  • The holidays can create an overwhelming urge to give to people in need — especially to sick children and families spending the holidays in a hospital room. That’s a good thing. Holiday donations of toys and gifts can bolster the spirits, and improve the lives, of people affected by illness, and hospitals ...
  • On Jan. 1, 2015, six City of Hope patients who have journeyed through cancer will welcome the new year with their loved ones atop City of Hope’s Tournament of Roses Parade float. The theme of the float is “Made Possible by HOPE.” The theme of the parade is “Inspiring Stories.” Here...
  • Cancer has a way of “talking” to the immune system and corrupting it to work on its own behalf instead of defending the body. Blocking this communication would allow the immune system to see cancer cells for what they are – something to be fought off – and stop them from growing. A breakthrough Scientists [R...
  • On Jan. 1, 2015, six City of Hope patients who have journeyed through cancer will welcome the new year with their loved ones atop City of Hope’s Tournament of Roses Parade float. The theme of the float is “Made Possible by HOPE.” The theme of the parade is “Inspiring Stories.” By V...
  • On Jan. 1, 2015, six City of Hope patients who have journeyed through cancer will welcome the new year with their loved ones atop City of Hope’s Tournament of Roses Parade float. The theme of the float is “Made Possible by HOPE.” The theme of the parade is “Inspiring Stories.” The ...
  • On Jan. 1, 2015, six City of Hope patients who have journeyed through cancer will welcome the new year with their loved ones atop City of Hope’s Tournament of Roses Parade float.

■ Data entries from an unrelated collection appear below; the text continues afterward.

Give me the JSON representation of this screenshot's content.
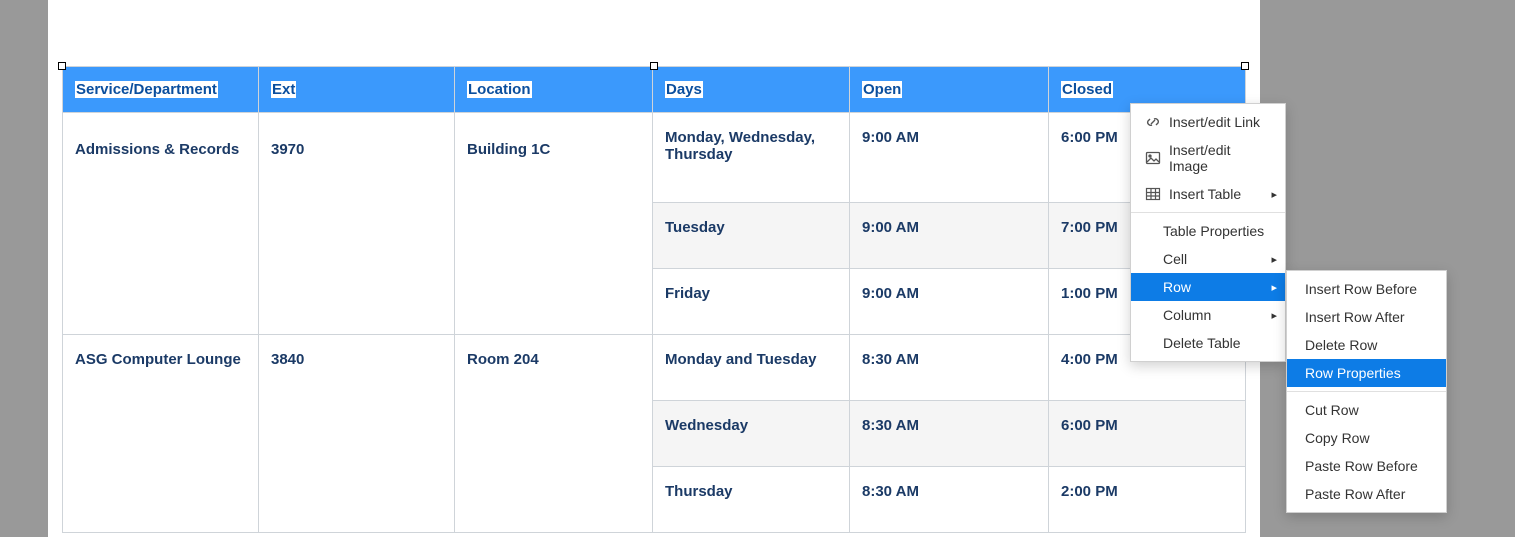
{
  "table": {
    "headers": [
      "Service/Department",
      "Ext",
      "Location",
      "Days",
      "Open",
      "Closed"
    ],
    "rows": [
      {
        "service": "Admissions & Records",
        "ext": "3970",
        "location": "Building 1C",
        "schedules": [
          {
            "days": "Monday, Wednesday, Thursday",
            "open": "9:00 AM",
            "closed": "6:00 PM"
          },
          {
            "days": "Tuesday",
            "open": "9:00 AM",
            "closed": "7:00 PM"
          },
          {
            "days": "Friday",
            "open": "9:00 AM",
            "closed": "1:00 PM"
          }
        ]
      },
      {
        "service": "ASG Computer Lounge",
        "ext": "3840",
        "location": "Room 204",
        "schedules": [
          {
            "days": "Monday and Tuesday",
            "open": "8:30 AM",
            "closed": "4:00 PM"
          },
          {
            "days": "Wednesday",
            "open": "8:30 AM",
            "closed": "6:00 PM"
          },
          {
            "days": "Thursday",
            "open": "8:30 AM",
            "closed": "2:00 PM"
          }
        ]
      }
    ]
  },
  "menu1": {
    "insertLink": "Insert/edit Link",
    "insertImage": "Insert/edit Image",
    "insertTable": "Insert Table",
    "tableProps": "Table Properties",
    "cell": "Cell",
    "row": "Row",
    "column": "Column",
    "deleteTable": "Delete Table"
  },
  "menu2": {
    "insertBefore": "Insert Row Before",
    "insertAfter": "Insert Row After",
    "deleteRow": "Delete Row",
    "rowProps": "Row Properties",
    "cutRow": "Cut Row",
    "copyRow": "Copy Row",
    "pasteBefore": "Paste Row Before",
    "pasteAfter": "Paste Row After"
  }
}
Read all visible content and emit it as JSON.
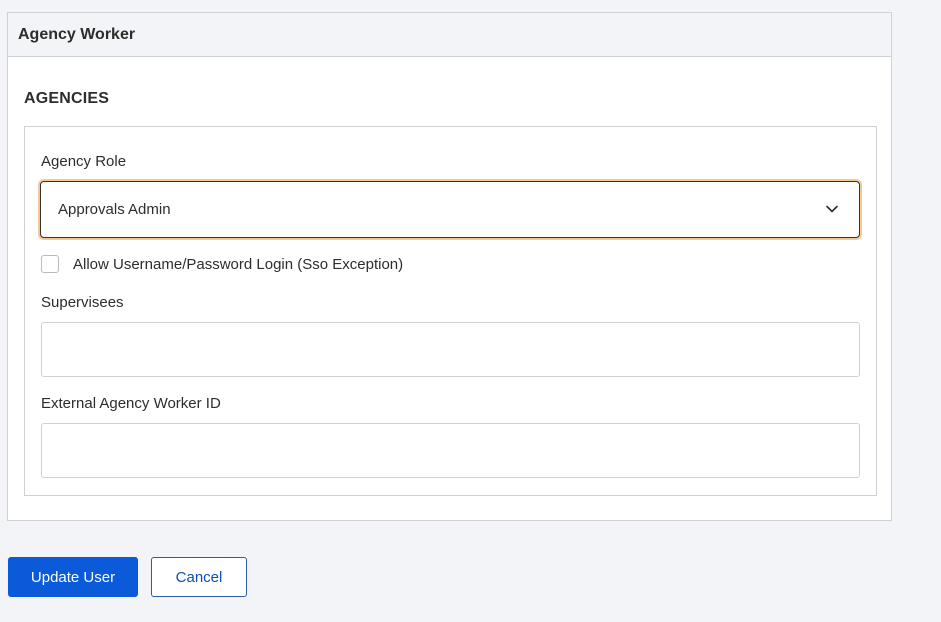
{
  "card": {
    "header_title": "Agency Worker",
    "section_title": "AGENCIES"
  },
  "form": {
    "agency_role": {
      "label": "Agency Role",
      "selected_value": "Approvals Admin"
    },
    "sso_exception": {
      "label": "Allow Username/Password Login (Sso Exception)",
      "checked": false
    },
    "supervisees": {
      "label": "Supervisees",
      "value": ""
    },
    "external_worker_id": {
      "label": "External Agency Worker ID",
      "value": ""
    }
  },
  "actions": {
    "update_label": "Update User",
    "cancel_label": "Cancel"
  },
  "colors": {
    "primary": "#0b5ad9",
    "focus_ring": "#e8953a",
    "page_background": "#f3f4f7"
  }
}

The theme of the float is “Made Possible by HOPE.” The theme of the parade is “Inspiring Stories.” In 2...